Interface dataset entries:
☆ ☆ ☆

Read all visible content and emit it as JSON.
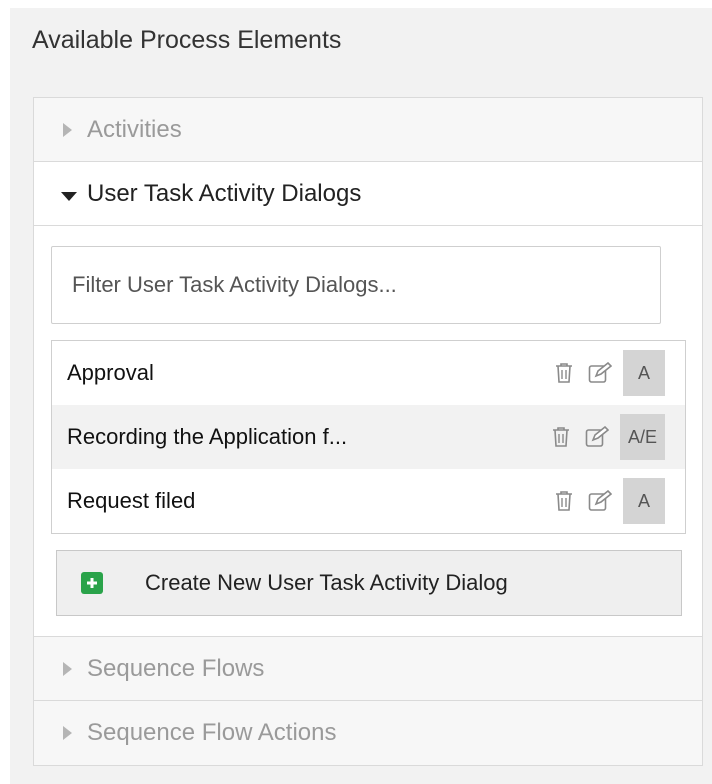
{
  "header": {
    "title": "Available Process Elements"
  },
  "accordion": {
    "activities": "Activities",
    "dialogs": {
      "title": "User Task Activity Dialogs",
      "filter_placeholder": "Filter User Task Activity Dialogs...",
      "items": [
        {
          "name": "Approval",
          "badge": "A"
        },
        {
          "name": "Recording the Application f...",
          "badge": "A/E"
        },
        {
          "name": "Request filed",
          "badge": "A"
        }
      ],
      "create_label": "Create New User Task Activity Dialog"
    },
    "sequence_flows": "Sequence Flows",
    "sequence_flow_actions": "Sequence Flow Actions"
  },
  "colors": {
    "accent_add": "#2aa34a",
    "badge_bg": "#d4d4d4"
  },
  "icons": [
    "caret-right-icon",
    "caret-down-icon",
    "trash-icon",
    "edit-icon",
    "plus-icon"
  ]
}
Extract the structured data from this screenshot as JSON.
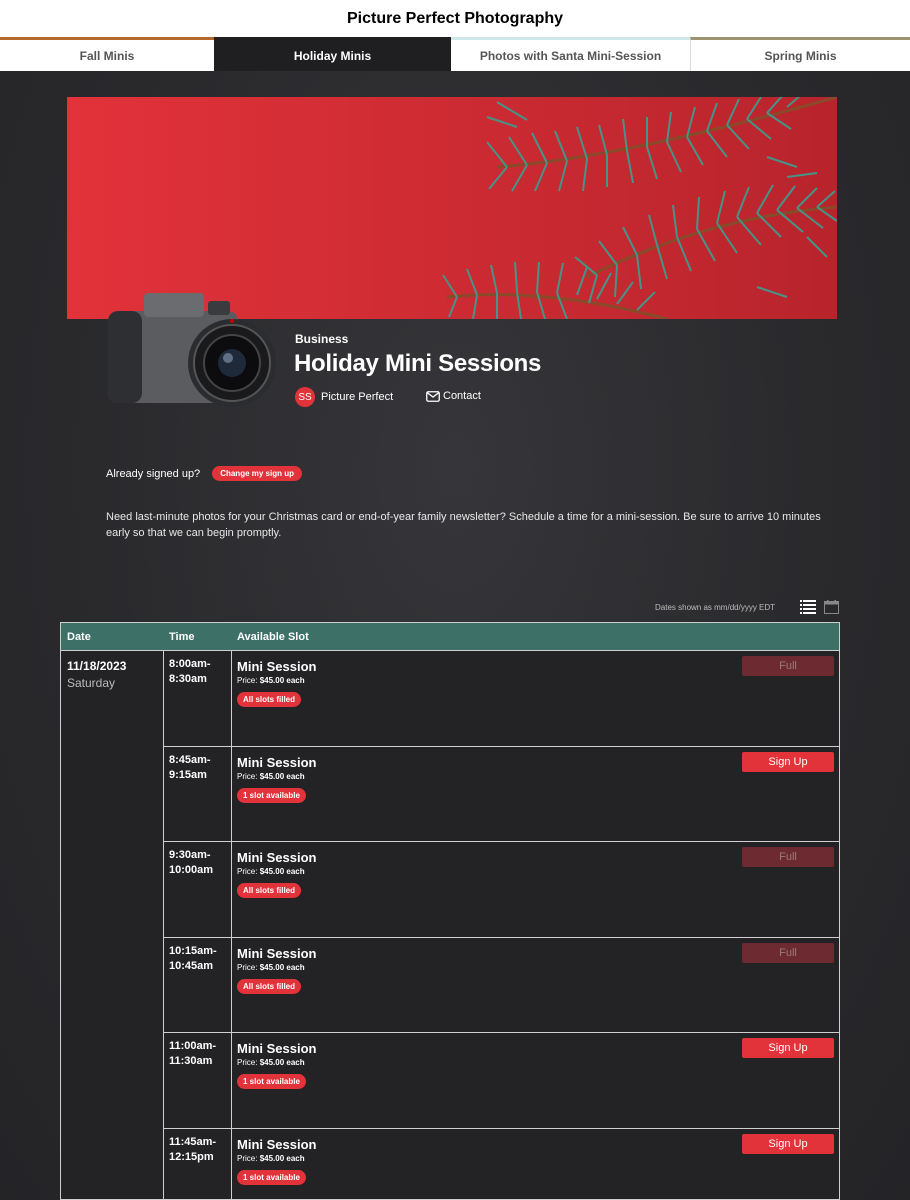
{
  "site": {
    "title": "Picture Perfect Photography"
  },
  "tabs": [
    "Fall Minis",
    "Holiday Minis",
    "Photos with Santa Mini-Session",
    "Spring Minis"
  ],
  "header": {
    "category": "Business",
    "title": "Holiday Mini Sessions",
    "organizer_initials": "SS",
    "organizer_name": "Picture Perfect",
    "contact_label": "Contact"
  },
  "signup": {
    "already_text": "Already signed up?",
    "change_button": "Change my sign up"
  },
  "description": "Need last-minute photos for your Christmas card or end-of-year family newsletter? Schedule a time for a mini-session. Be sure to arrive 10 minutes early so that we can begin promptly.",
  "table": {
    "timezone_note": "Dates shown as mm/dd/yyyy EDT",
    "columns": [
      "Date",
      "Time",
      "Available Slot"
    ],
    "date": "11/18/2023",
    "day": "Saturday",
    "rows": [
      {
        "time_start": "8:00am-",
        "time_end": "8:30am",
        "name": "Mini Session",
        "price_label": "Price:",
        "price": "$45.00 each",
        "status": "All slots filled",
        "action": "Full"
      },
      {
        "time_start": "8:45am-",
        "time_end": "9:15am",
        "name": "Mini Session",
        "price_label": "Price:",
        "price": "$45.00 each",
        "status": "1 slot available",
        "action": "Sign Up"
      },
      {
        "time_start": "9:30am-",
        "time_end": "10:00am",
        "name": "Mini Session",
        "price_label": "Price:",
        "price": "$45.00 each",
        "status": "All slots filled",
        "action": "Full"
      },
      {
        "time_start": "10:15am-",
        "time_end": "10:45am",
        "name": "Mini Session",
        "price_label": "Price:",
        "price": "$45.00 each",
        "status": "All slots filled",
        "action": "Full"
      },
      {
        "time_start": "11:00am-",
        "time_end": "11:30am",
        "name": "Mini Session",
        "price_label": "Price:",
        "price": "$45.00 each",
        "status": "1 slot available",
        "action": "Sign Up"
      },
      {
        "time_start": "11:45am-",
        "time_end": "12:15pm",
        "name": "Mini Session",
        "price_label": "Price:",
        "price": "$45.00 each",
        "status": "1 slot available",
        "action": "Sign Up"
      }
    ]
  },
  "colors": {
    "accent": "#e2323a",
    "header_teal": "#3d7067",
    "background": "#2a2a2d"
  }
}
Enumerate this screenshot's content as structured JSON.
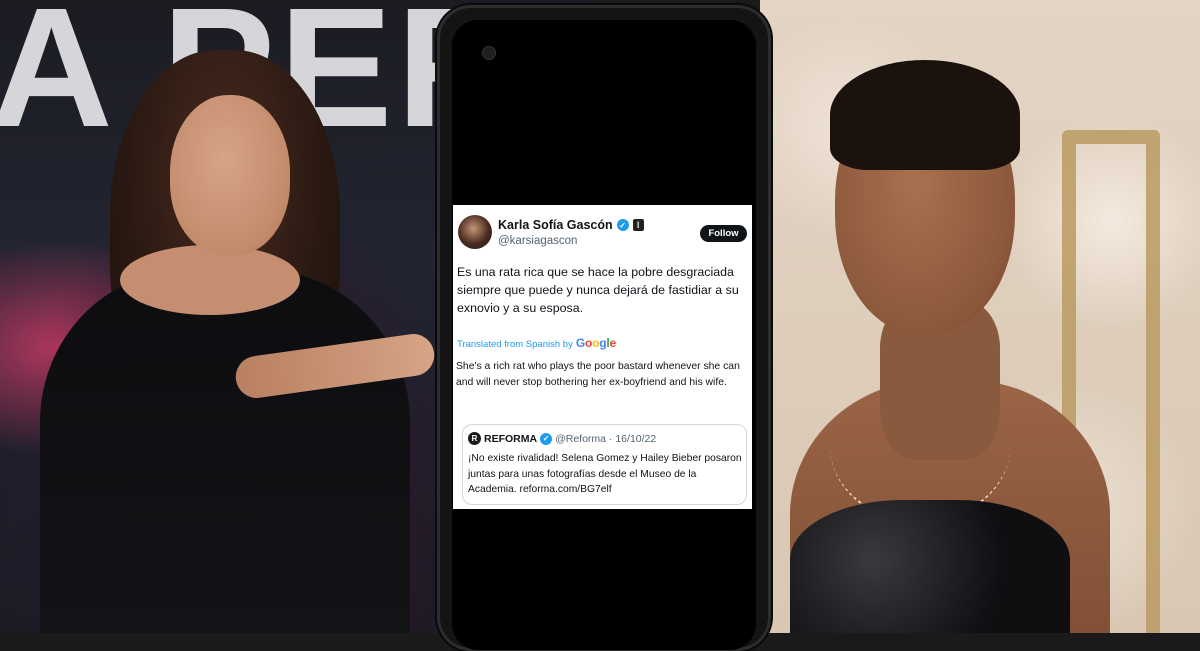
{
  "background": {
    "left_sign_text": "A PERI"
  },
  "tweet": {
    "author_name": "Karla Sofía Gascón",
    "handle": "@karsiagascon",
    "follow_label": "Follow",
    "text": "Es una rata rica que se hace la pobre desgraciada siempre que puede y nunca dejará de fastidiar a su exnovio y a su esposa.",
    "translated_from": "Translated from Spanish by",
    "translator_letters": [
      "G",
      "o",
      "o",
      "g",
      "l",
      "e"
    ],
    "translation": "She's a rich rat who plays the poor bastard whenever she can and will never stop bothering her ex-boyfriend and his wife.",
    "quote": {
      "logo_letter": "R",
      "name": "REFORMA",
      "meta": "@Reforma · 16/10/22",
      "text": "¡No existe rivalidad! Selena Gomez y Hailey Bieber posaron juntas para unas fotografías desde el Museo de la Academia.  reforma.com/BG7elf"
    }
  },
  "colors": {
    "verified_blue": "#1d9bf0",
    "follow_button_bg": "#0f1419",
    "secondary_text": "#536471"
  },
  "icons": {
    "verified": "verified-badge-icon",
    "affiliate": "affiliate-badge-icon",
    "reforma": "reforma-logo-icon"
  }
}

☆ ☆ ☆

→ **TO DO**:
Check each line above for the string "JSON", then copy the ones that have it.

→ **YOUR RESPONSE**:
Read all visible content and emit it as JSON.
Extract the structured data from this screenshot as JSON.
Enumerate this screenshot's content as structured JSON.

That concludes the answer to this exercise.